Safari is Apple's default web browser that comes integrated with the Mac operating system. If you've just switched from Windows to macOS, you might be used to a different way of surfing the Internet, but we encourage you to give Safari a try. Wondering where to start? Have a look at this list of the most useful features and tips to get the most out of Safari. Along with its incredible built-in features, there are also some very cool Safari extensions you can install to further improve your experience, particularly if you use Safari on a Mac as well as an iPhone or iPad. And while you're in the mood to switch things up a bit, see why switching search engines (and how to) could be your ticket to a more private web browsing experience.

iCloud Drive

iCloud Drive has evolved a great deal since it was first introduced as part of OS X Yosemite and iOS 8, and as you become familiar using your new Mac, you should spend some time learning how to work with macOS Sierra's new iCloud Drive features to get the most out of its awesomeness.

When you create your Apple ID—and subsequently set up and use Apple's two-step verification to boost security—you get a free 5 GB of storage on iCloud Drive. You can use this storage space for things like backing up your iOS device or syncing data between your Mac and your iPhone or iPad. You can even use iCloud to optimize your Mac's storage by offloading some of your files to iCloud Drive, thus saving you disk space. And at some point in the future when, inevitably, 5 GB of storage is not enough, you can always purchase more space as needed.

Troubleshooting the Mac

Funny thing about computers: humans build them all, and humans make mistakes. As is the case with any technology, sometimes things go haywire; for example, you may run into problems upgrading your Mac to a new operating system, or in other cases, performance issues could crop up that requires troubleshooting. These annoyances can range from small issues, like connecting to the wrong Wi-Fi network, to bigger issues, like kernel panics or a Mac running slow. Just remember to take a deep breath and know that a solution is most likely out there for you.
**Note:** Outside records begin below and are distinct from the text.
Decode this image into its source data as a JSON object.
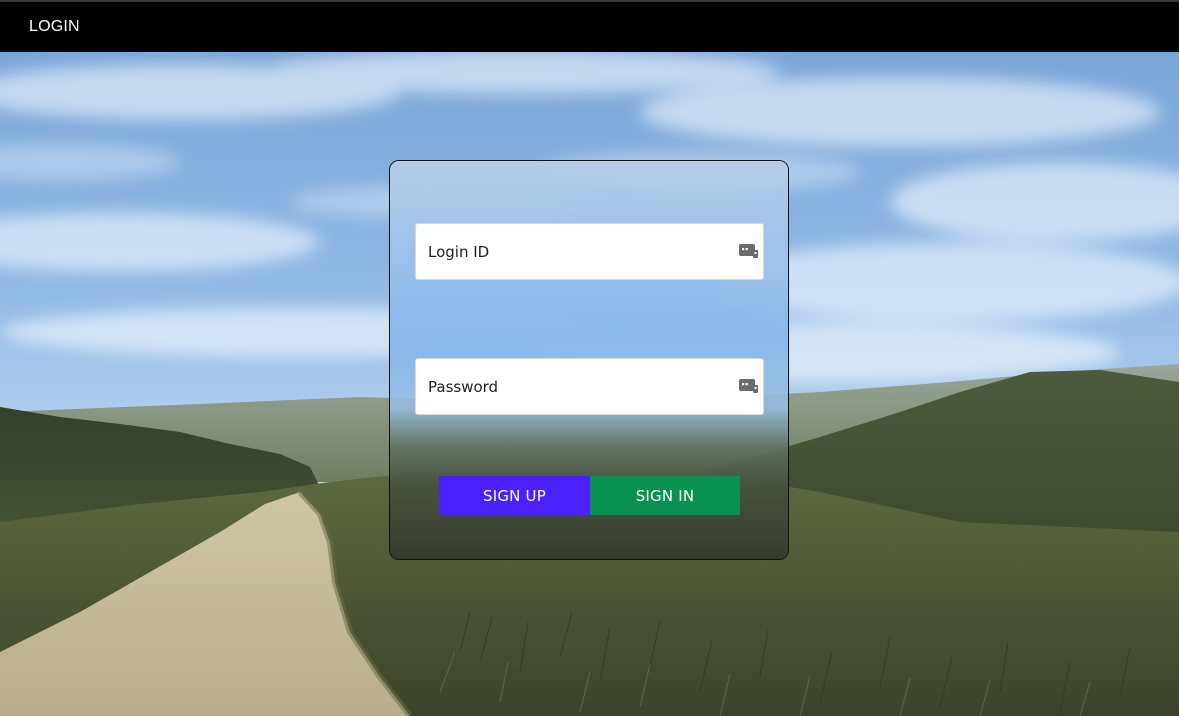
{
  "nav": {
    "title": "LOGIN"
  },
  "form": {
    "login_id": {
      "placeholder": "Login ID",
      "value": "",
      "icon": "password-manager-key-icon"
    },
    "password": {
      "placeholder": "Password",
      "value": "",
      "icon": "password-manager-key-icon"
    },
    "buttons": {
      "signup_label": "SIGN UP",
      "signin_label": "SIGN IN"
    }
  },
  "colors": {
    "topbar": "#000000",
    "signup_button": "#4a20ff",
    "signin_button": "#0a9152",
    "input_background": "#ffffff"
  },
  "background": {
    "icon": "landscape-photo"
  }
}
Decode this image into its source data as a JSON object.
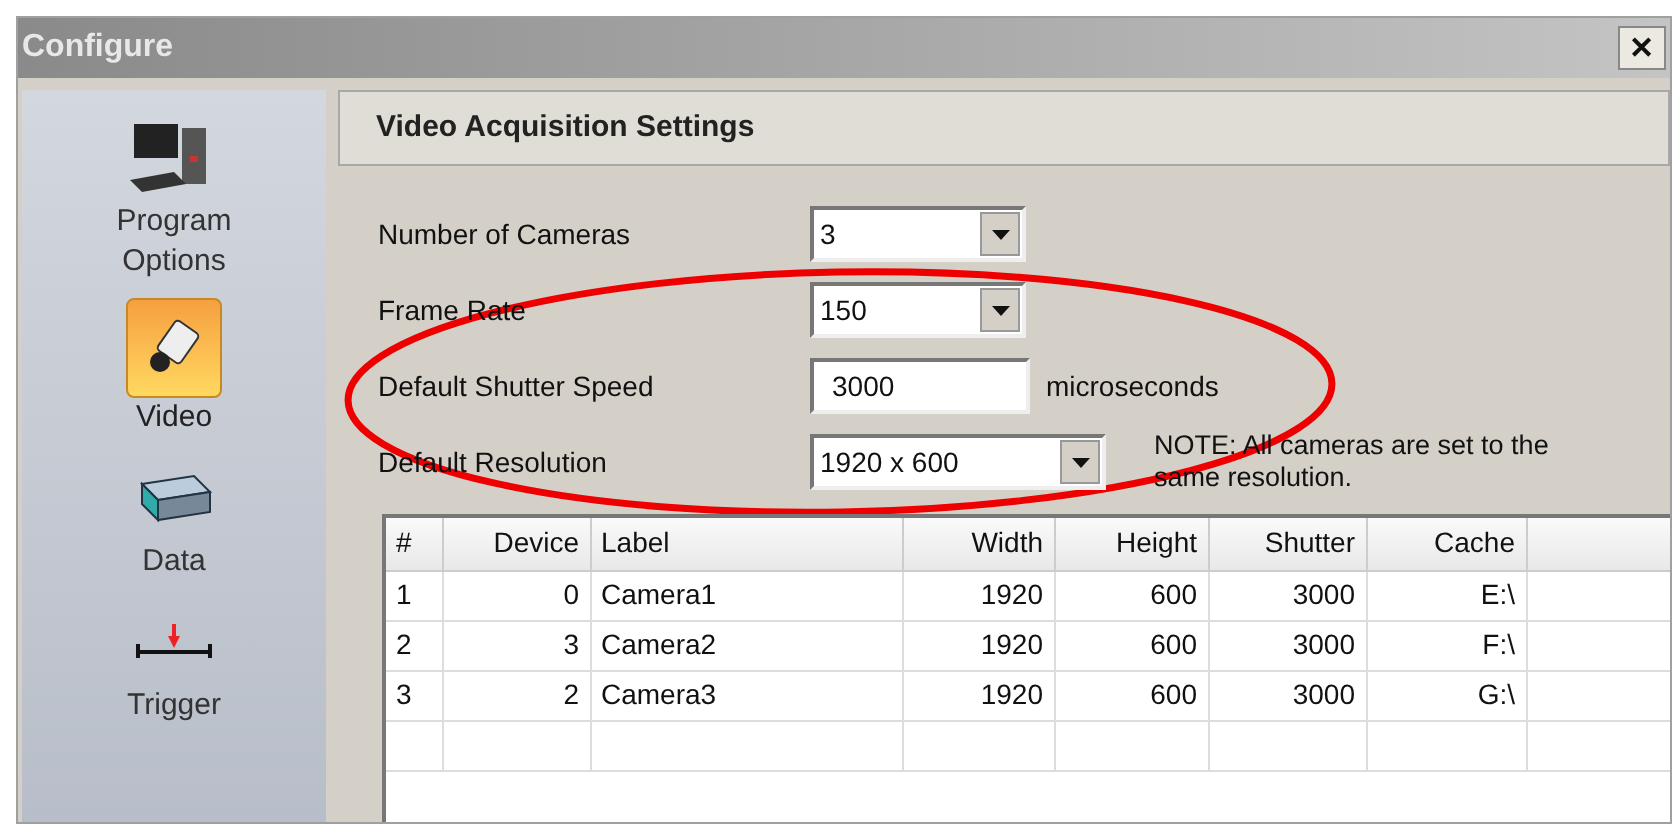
{
  "window": {
    "title": "Configure",
    "close": "✕"
  },
  "sidebar": {
    "items": [
      {
        "label": "Program Options",
        "kind": "computer",
        "selected": false
      },
      {
        "label": "Video",
        "kind": "camera",
        "selected": true
      },
      {
        "label": "Data",
        "kind": "drive",
        "selected": false
      },
      {
        "label": "Trigger",
        "kind": "trigger",
        "selected": false
      }
    ]
  },
  "panel": {
    "title": "Video Acquisition Settings"
  },
  "form": [
    {
      "label": "Number of Cameras",
      "kind": "dropdown",
      "value": "3"
    },
    {
      "label": "Frame Rate",
      "kind": "dropdown",
      "value": "150"
    },
    {
      "label": "Default Shutter Speed",
      "kind": "text",
      "value": "3000",
      "unit": "microseconds"
    },
    {
      "label": "Default Resolution",
      "kind": "dropdown",
      "value": "1920 x 600",
      "note": "NOTE: All cameras are set to the same resolution."
    }
  ],
  "table": {
    "columns": [
      {
        "label": "#",
        "right_aligned": false
      },
      {
        "label": "Device",
        "right_aligned": true
      },
      {
        "label": "Label",
        "right_aligned": false
      },
      {
        "label": "Width",
        "right_aligned": true
      },
      {
        "label": "Height",
        "right_aligned": true
      },
      {
        "label": "Shutter",
        "right_aligned": true
      },
      {
        "label": "Cache",
        "right_aligned": true
      }
    ],
    "rows": [
      [
        "1",
        "0",
        "Camera1",
        "1920",
        "600",
        "3000",
        "E:\\"
      ],
      [
        "2",
        "3",
        "Camera2",
        "1920",
        "600",
        "3000",
        "F:\\"
      ],
      [
        "3",
        "2",
        "Camera3",
        "1920",
        "600",
        "3000",
        "G:\\"
      ]
    ]
  },
  "annotation": {
    "kind": "ellipse"
  }
}
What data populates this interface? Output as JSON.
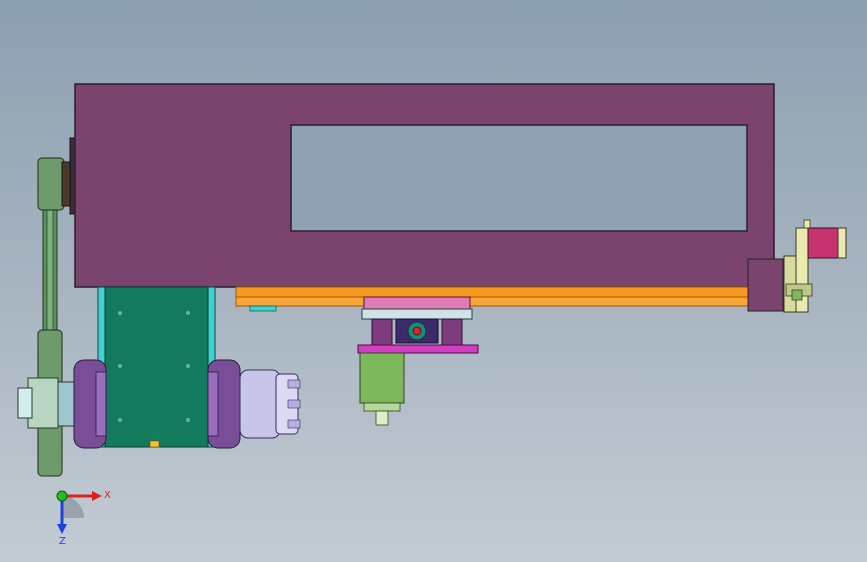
{
  "app": {
    "view": "cad-3d-viewport",
    "part_colors": {
      "housing": "#7b446f",
      "housing_edge": "#2c1f2b",
      "rail": "#f79a1f",
      "rail_edge": "#a4560a",
      "spindle_block": "#137a5e",
      "spindle_block_edge": "#0d3b2e",
      "bearing_ring": "#7a4d99",
      "chuck": "#c8c4ea",
      "pulley": "#6d9b6b",
      "belt": "#5d8e62",
      "stepper_motor": "#c7336e",
      "motor_flange": "#e8eab2",
      "slide_base": "#d23fc0",
      "slide_blocks": "#7e3b7d",
      "gear_motor": "#7fb85c",
      "teal_plates": "#3fd2cf"
    }
  },
  "triad": {
    "x_label": "X",
    "y_label": "Z",
    "x_color": "#e02020",
    "y_color": "#2040e0",
    "origin_color": "#20c020"
  }
}
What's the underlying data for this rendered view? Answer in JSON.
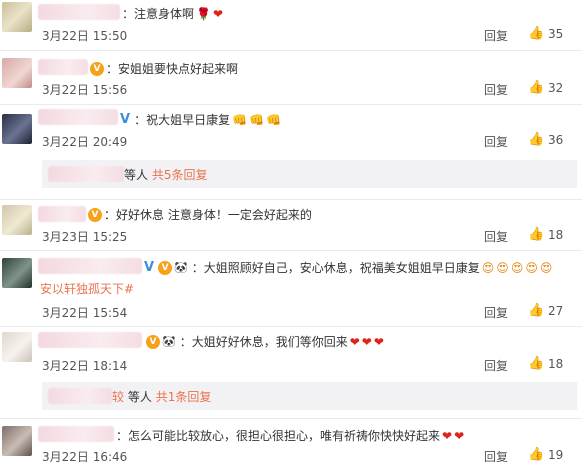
{
  "labels": {
    "reply": "回复",
    "like_icon": "thumbs-up-icon"
  },
  "comments": [
    {
      "text": "：注意身体啊",
      "emojis": [
        "🌹",
        "❤"
      ],
      "time": "3月22日 15:50",
      "likes": "35"
    },
    {
      "text": "：安姐姐要快点好起来啊",
      "emojis": [],
      "time": "3月22日 15:56",
      "likes": "32"
    },
    {
      "text": "：祝大姐早日康复",
      "emojis": [
        "👊",
        "👊",
        "👊"
      ],
      "time": "3月22日 20:49",
      "likes": "36",
      "sub": {
        "suffix": "等人",
        "link": "共5条回复"
      }
    },
    {
      "text": "：好好休息 注意身体！一定会好起来的",
      "emojis": [],
      "time": "3月23日 15:25",
      "likes": "18"
    },
    {
      "text": "：大姐照顾好自己，安心休息，祝福美女姐姐早日康复",
      "emojis": [
        "😍",
        "😍",
        "😍",
        "😍",
        "😍"
      ],
      "tag": "安以轩独孤天下#",
      "time": "3月22日 15:54",
      "likes": "27"
    },
    {
      "text": "：大姐好好休息，我们等你回来",
      "emojis": [
        "❤",
        "❤",
        "❤"
      ],
      "time": "3月22日 18:14",
      "likes": "18",
      "sub": {
        "name_tail": "较",
        "suffix": "等人",
        "link": "共1条回复"
      }
    },
    {
      "text": "：怎么可能比较放心，很担心很担心，唯有祈祷你快快好起来",
      "emojis": [
        "❤",
        "❤"
      ],
      "time": "3月22日 16:46",
      "likes": "19"
    }
  ]
}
However, before you troubleshoot any issue, it's imperative to back up your data to ensure that you don't lose any files; Apple's Time Machine and Intego Personal Backup are some ways to reliably do this.